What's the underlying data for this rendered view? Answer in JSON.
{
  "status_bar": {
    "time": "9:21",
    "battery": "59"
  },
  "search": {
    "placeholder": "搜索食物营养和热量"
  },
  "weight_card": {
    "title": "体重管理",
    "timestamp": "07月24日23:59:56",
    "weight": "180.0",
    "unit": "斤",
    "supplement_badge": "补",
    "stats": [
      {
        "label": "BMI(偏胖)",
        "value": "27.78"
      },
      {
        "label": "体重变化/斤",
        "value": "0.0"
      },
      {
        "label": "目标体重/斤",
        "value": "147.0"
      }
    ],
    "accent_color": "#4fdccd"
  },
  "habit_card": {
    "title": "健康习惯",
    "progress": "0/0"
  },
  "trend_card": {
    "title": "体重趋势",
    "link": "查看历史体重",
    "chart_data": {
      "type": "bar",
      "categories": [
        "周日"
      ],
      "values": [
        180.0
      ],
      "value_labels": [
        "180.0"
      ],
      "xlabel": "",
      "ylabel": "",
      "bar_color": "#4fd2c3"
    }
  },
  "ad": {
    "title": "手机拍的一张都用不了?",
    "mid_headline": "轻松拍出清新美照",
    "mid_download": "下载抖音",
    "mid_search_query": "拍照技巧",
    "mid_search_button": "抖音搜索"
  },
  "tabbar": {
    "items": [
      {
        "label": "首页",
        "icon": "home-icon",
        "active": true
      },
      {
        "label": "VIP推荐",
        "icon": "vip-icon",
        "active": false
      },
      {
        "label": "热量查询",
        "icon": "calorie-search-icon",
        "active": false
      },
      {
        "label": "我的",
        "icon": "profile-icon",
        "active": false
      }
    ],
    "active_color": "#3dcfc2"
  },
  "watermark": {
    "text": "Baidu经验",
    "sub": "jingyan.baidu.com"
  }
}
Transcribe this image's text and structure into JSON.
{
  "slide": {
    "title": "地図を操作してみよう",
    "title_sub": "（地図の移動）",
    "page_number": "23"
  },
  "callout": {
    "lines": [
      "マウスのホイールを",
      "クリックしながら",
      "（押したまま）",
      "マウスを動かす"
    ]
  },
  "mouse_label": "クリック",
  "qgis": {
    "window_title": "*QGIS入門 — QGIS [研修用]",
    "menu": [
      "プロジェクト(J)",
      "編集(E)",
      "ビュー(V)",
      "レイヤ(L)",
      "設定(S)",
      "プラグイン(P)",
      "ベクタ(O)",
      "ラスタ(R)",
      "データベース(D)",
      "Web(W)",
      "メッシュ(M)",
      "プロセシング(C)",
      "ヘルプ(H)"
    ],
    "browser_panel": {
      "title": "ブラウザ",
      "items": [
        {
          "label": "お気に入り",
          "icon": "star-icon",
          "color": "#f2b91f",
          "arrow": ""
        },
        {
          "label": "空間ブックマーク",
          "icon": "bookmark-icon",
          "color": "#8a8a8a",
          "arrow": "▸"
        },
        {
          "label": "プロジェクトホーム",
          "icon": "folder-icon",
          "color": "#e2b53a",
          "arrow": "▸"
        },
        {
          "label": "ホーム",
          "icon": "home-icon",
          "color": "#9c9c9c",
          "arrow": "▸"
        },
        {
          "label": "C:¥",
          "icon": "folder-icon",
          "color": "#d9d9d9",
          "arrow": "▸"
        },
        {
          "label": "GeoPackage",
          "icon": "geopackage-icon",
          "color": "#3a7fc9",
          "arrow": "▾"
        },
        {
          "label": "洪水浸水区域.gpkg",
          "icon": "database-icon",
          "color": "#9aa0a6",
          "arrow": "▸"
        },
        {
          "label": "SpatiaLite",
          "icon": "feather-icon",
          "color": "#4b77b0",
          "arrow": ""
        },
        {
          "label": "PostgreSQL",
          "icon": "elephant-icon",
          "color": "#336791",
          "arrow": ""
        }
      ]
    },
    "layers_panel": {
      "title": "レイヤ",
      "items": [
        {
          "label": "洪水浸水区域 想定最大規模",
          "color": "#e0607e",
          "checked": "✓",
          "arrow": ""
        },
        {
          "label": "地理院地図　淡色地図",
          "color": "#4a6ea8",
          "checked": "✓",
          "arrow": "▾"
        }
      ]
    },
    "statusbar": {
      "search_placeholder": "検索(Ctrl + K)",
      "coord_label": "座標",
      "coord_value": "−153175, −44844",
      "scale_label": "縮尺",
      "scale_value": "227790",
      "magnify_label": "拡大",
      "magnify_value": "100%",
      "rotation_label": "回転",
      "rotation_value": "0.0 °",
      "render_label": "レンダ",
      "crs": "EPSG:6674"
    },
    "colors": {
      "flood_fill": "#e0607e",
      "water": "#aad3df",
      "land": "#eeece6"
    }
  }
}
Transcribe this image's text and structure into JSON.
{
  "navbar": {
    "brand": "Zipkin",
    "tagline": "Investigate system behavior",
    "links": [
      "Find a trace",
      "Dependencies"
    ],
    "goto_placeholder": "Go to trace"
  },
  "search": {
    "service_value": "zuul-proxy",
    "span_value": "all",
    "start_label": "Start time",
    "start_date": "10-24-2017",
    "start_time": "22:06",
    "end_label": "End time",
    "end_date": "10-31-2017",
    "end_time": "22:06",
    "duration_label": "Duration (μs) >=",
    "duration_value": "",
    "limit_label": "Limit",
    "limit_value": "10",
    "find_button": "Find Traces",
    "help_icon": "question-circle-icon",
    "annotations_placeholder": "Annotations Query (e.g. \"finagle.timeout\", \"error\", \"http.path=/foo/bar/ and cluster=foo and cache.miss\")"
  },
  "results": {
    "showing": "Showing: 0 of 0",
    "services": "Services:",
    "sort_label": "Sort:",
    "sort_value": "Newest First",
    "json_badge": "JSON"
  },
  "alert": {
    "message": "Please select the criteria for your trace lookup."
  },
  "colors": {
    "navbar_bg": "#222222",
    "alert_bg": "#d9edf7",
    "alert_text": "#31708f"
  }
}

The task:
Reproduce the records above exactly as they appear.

Written answer:
What's the underlying data for this rendered view? Answer in JSON.
{
  "status_bar": {
    "time": "9:21",
    "battery": "59"
  },
  "search": {
    "placeholder": "搜索食物营养和热量"
  },
  "weight_card": {
    "title": "体重管理",
    "timestamp": "07月24日23:59:56",
    "weight": "180.0",
    "unit": "斤",
    "supplement_badge": "补",
    "stats": [
      {
        "label": "BMI(偏胖)",
        "value": "27.78"
      },
      {
        "label": "体重变化/斤",
        "value": "0.0"
      },
      {
        "label": "目标体重/斤",
        "value": "147.0"
      }
    ],
    "accent_color": "#4fdccd"
  },
  "habit_card": {
    "title": "健康习惯",
    "progress": "0/0"
  },
  "trend_card": {
    "title": "体重趋势",
    "link": "查看历史体重",
    "chart_data": {
      "type": "bar",
      "categories": [
        "周日"
      ],
      "values": [
        180.0
      ],
      "value_labels": [
        "180.0"
      ],
      "xlabel": "",
      "ylabel": "",
      "bar_color": "#4fd2c3"
    }
  },
  "ad": {
    "title": "手机拍的一张都用不了?",
    "mid_headline": "轻松拍出清新美照",
    "mid_download": "下载抖音",
    "mid_search_query": "拍照技巧",
    "mid_search_button": "抖音搜索"
  },
  "tabbar": {
    "items": [
      {
        "label": "首页",
        "icon": "home-icon",
        "active": true
      },
      {
        "label": "VIP推荐",
        "icon": "vip-icon",
        "active": false
      },
      {
        "label": "热量查询",
        "icon": "calorie-search-icon",
        "active": false
      },
      {
        "label": "我的",
        "icon": "profile-icon",
        "active": false
      }
    ],
    "active_color": "#3dcfc2"
  },
  "watermark": {
    "text": "Baidu经验",
    "sub": "jingyan.baidu.com"
  }
}
Transcribe this image's text and structure into JSON.
{
  "slide": {
    "title": "地図を操作してみよう",
    "title_sub": "（地図の移動）",
    "page_number": "23"
  },
  "callout": {
    "lines": [
      "マウスのホイールを",
      "クリックしながら",
      "（押したまま）",
      "マウスを動かす"
    ]
  },
  "mouse_label": "クリック",
  "qgis": {
    "window_title": "*QGIS入門 — QGIS [研修用]",
    "menu": [
      "プロジェクト(J)",
      "編集(E)",
      "ビュー(V)",
      "レイヤ(L)",
      "設定(S)",
      "プラグイン(P)",
      "ベクタ(O)",
      "ラスタ(R)",
      "データベース(D)",
      "Web(W)",
      "メッシュ(M)",
      "プロセシング(C)",
      "ヘルプ(H)"
    ],
    "browser_panel": {
      "title": "ブラウザ",
      "items": [
        {
          "label": "お気に入り",
          "icon": "star-icon",
          "color": "#f2b91f",
          "arrow": ""
        },
        {
          "label": "空間ブックマーク",
          "icon": "bookmark-icon",
          "color": "#8a8a8a",
          "arrow": "▸"
        },
        {
          "label": "プロジェクトホーム",
          "icon": "folder-icon",
          "color": "#e2b53a",
          "arrow": "▸"
        },
        {
          "label": "ホーム",
          "icon": "home-icon",
          "color": "#9c9c9c",
          "arrow": "▸"
        },
        {
          "label": "C:¥",
          "icon": "folder-icon",
          "color": "#d9d9d9",
          "arrow": "▸"
        },
        {
          "label": "GeoPackage",
          "icon": "geopackage-icon",
          "color": "#3a7fc9",
          "arrow": "▾"
        },
        {
          "label": "洪水浸水区域.gpkg",
          "icon": "database-icon",
          "color": "#9aa0a6",
          "arrow": "▸"
        },
        {
          "label": "SpatiaLite",
          "icon": "feather-icon",
          "color": "#4b77b0",
          "arrow": ""
        },
        {
          "label": "PostgreSQL",
          "icon": "elephant-icon",
          "color": "#336791",
          "arrow": ""
        }
      ]
    },
    "layers_panel": {
      "title": "レイヤ",
      "items": [
        {
          "label": "洪水浸水区域 想定最大規模",
          "color": "#e0607e",
          "checked": "✓",
          "arrow": ""
        },
        {
          "label": "地理院地図　淡色地図",
          "color": "#4a6ea8",
          "checked": "✓",
          "arrow": "▾"
        }
      ]
    },
    "statusbar": {
      "search_placeholder": "検索(Ctrl + K)",
      "coord_label": "座標",
      "coord_value": "−153175, −44844",
      "scale_label": "縮尺",
      "scale_value": "227790",
      "magnify_label": "拡大",
      "magnify_value": "100%",
      "rotation_label": "回転",
      "rotation_value": "0.0 °",
      "render_label": "レンダ",
      "crs": "EPSG:6674"
    },
    "colors": {
      "flood_fill": "#e0607e",
      "water": "#aad3df",
      "land": "#eeece6"
    }
  }
}
Transcribe this image's text and structure into JSON.
{
  "navbar": {
    "brand": "Zipkin",
    "tagline": "Investigate system behavior",
    "links": [
      "Find a trace",
      "Dependencies"
    ],
    "goto_placeholder": "Go to trace"
  },
  "search": {
    "service_value": "zuul-proxy",
    "span_value": "all",
    "start_label": "Start time",
    "start_date": "10-24-2017",
    "start_time": "22:06",
    "end_label": "End time",
    "end_date": "10-31-2017",
    "end_time": "22:06",
    "duration_label": "Duration (μs) >=",
    "duration_value": "",
    "limit_label": "Limit",
    "limit_value": "10",
    "find_button": "Find Traces",
    "help_icon": "question-circle-icon",
    "annotations_placeholder": "Annotations Query (e.g. \"finagle.timeout\", \"error\", \"http.path=/foo/bar/ and cluster=foo and cache.miss\")"
  },
  "results": {
    "showing": "Showing: 0 of 0",
    "services": "Services:",
    "sort_label": "Sort:",
    "sort_value": "Newest First",
    "json_badge": "JSON"
  },
  "alert": {
    "message": "Please select the criteria for your trace lookup."
  },
  "colors": {
    "navbar_bg": "#222222",
    "alert_bg": "#d9edf7",
    "alert_text": "#31708f"
  }
}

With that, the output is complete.